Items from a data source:
Start of Block

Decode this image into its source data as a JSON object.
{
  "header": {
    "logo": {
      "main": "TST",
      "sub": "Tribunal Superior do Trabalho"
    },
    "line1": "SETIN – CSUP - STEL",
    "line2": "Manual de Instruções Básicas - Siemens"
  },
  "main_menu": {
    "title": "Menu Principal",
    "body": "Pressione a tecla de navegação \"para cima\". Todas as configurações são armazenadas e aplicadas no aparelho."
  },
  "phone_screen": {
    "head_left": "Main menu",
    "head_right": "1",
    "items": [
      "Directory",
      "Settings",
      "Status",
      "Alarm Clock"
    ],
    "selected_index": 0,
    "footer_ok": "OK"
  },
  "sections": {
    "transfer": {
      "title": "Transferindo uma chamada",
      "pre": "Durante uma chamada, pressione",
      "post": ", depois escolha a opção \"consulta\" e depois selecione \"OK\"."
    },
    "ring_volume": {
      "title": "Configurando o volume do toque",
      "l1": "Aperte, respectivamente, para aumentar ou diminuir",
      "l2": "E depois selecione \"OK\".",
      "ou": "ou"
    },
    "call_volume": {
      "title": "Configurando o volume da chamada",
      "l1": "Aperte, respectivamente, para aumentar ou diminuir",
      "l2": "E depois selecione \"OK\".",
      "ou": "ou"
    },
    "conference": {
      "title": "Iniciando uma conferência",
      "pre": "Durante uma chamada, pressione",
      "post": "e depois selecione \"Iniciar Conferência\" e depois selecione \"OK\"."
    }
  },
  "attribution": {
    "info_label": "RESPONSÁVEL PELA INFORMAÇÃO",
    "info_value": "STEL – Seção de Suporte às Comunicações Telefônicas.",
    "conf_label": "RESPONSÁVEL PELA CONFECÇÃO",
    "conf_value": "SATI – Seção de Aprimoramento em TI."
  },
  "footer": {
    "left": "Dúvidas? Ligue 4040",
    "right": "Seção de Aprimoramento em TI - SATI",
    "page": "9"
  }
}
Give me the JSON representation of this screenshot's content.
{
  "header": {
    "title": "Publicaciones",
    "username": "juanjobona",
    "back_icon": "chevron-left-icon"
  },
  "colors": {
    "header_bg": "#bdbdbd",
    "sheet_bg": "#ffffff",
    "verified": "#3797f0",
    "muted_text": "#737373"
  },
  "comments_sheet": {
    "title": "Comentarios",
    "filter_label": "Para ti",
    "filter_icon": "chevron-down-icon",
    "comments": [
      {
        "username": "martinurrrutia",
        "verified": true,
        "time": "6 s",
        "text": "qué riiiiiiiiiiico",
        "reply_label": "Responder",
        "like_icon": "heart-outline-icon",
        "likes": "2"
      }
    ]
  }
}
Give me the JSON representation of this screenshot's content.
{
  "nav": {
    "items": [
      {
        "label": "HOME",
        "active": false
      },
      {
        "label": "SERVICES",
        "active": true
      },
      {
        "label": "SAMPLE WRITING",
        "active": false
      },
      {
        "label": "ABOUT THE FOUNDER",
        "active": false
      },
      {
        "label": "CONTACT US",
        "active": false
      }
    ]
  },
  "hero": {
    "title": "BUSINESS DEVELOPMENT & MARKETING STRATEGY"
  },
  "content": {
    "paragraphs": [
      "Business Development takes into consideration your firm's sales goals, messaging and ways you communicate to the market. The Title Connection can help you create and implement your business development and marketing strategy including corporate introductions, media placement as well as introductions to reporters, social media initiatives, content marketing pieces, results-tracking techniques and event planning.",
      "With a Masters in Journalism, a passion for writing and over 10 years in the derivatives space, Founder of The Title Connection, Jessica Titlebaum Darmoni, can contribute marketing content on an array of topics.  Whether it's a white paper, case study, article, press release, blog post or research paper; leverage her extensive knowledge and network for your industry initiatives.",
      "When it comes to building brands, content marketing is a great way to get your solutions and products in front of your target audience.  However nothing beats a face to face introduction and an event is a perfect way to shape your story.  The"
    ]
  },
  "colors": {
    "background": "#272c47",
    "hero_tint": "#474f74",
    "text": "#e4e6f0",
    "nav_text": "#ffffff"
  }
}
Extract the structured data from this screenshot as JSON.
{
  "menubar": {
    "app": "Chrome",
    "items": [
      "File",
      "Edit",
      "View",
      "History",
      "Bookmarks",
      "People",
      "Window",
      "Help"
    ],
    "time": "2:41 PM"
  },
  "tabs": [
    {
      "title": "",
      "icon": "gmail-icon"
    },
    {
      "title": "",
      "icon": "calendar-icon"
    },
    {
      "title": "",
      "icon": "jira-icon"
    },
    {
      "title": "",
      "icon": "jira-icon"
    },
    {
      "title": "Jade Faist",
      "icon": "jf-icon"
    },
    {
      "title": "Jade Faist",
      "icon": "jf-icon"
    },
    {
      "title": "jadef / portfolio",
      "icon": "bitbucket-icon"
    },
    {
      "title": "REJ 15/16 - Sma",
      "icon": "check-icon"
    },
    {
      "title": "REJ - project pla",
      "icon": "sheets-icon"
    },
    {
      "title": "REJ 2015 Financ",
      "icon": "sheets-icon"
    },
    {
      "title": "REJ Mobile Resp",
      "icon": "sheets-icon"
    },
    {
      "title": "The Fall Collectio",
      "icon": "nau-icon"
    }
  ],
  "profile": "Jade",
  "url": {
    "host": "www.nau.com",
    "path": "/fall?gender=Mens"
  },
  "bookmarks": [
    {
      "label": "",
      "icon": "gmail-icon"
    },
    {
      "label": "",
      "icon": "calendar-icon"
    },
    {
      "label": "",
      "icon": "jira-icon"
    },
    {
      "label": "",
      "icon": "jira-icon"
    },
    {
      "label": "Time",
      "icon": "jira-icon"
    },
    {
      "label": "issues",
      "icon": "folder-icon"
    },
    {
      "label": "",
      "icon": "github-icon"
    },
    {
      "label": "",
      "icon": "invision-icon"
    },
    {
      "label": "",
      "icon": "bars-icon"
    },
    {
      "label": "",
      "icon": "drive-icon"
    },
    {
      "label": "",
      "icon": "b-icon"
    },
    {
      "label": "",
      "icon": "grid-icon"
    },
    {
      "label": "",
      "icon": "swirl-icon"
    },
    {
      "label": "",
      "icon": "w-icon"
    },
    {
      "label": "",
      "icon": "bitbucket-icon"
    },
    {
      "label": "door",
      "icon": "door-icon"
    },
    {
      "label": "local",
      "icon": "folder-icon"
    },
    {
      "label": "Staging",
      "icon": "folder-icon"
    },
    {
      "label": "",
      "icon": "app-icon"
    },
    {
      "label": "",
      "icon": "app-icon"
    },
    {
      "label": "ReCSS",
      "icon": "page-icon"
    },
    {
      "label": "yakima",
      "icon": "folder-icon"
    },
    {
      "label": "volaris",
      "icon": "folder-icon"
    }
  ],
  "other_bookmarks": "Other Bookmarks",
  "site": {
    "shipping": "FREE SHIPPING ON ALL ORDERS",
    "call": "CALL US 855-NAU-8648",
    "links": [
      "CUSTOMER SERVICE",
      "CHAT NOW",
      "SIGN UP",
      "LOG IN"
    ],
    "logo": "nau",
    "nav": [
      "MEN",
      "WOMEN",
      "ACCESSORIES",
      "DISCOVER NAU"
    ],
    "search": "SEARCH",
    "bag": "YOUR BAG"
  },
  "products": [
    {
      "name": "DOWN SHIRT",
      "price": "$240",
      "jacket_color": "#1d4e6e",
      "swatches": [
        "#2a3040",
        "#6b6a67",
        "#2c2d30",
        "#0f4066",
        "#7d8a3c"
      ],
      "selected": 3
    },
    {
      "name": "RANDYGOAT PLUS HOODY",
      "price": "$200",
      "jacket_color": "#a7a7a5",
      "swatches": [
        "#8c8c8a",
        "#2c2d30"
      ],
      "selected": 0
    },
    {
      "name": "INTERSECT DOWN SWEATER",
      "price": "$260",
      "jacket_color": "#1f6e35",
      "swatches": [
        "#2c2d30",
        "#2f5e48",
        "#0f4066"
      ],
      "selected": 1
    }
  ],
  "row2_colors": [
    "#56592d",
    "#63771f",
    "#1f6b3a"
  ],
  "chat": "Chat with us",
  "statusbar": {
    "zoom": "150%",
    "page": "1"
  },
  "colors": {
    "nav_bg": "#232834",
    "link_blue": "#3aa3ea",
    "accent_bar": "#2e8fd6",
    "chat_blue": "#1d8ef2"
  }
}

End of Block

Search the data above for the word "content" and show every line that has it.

Give me the JSON representation of this screenshot's content.
Give me the JSON representation of this screenshot's content.
  "content": {
      "Business Development takes into consideration your firm's sales goals, messaging and ways you communicate to the market. The Title Connection can help you create and implement your business development and marketing strategy including corporate introductions, media placement as well as introductions to reporters, social media initiatives, content marketing pieces, results-tracking techniques and event planning.",
      "With a Masters in Journalism, a passion for writing and over 10 years in the derivatives space, Founder of The Title Connection, Jessica Titlebaum Darmoni, can contribute marketing content on an array of topics.  Whether it's a white paper, case study, article, press release, blog post or research paper; leverage her extensive knowledge and network for your industry initiatives.",
      "When it comes to building brands, content marketing is a great way to get your solutions and products in front of your target audience.  However nothing beats a face to face introduction and an event is a perfect way to shape your story.  The"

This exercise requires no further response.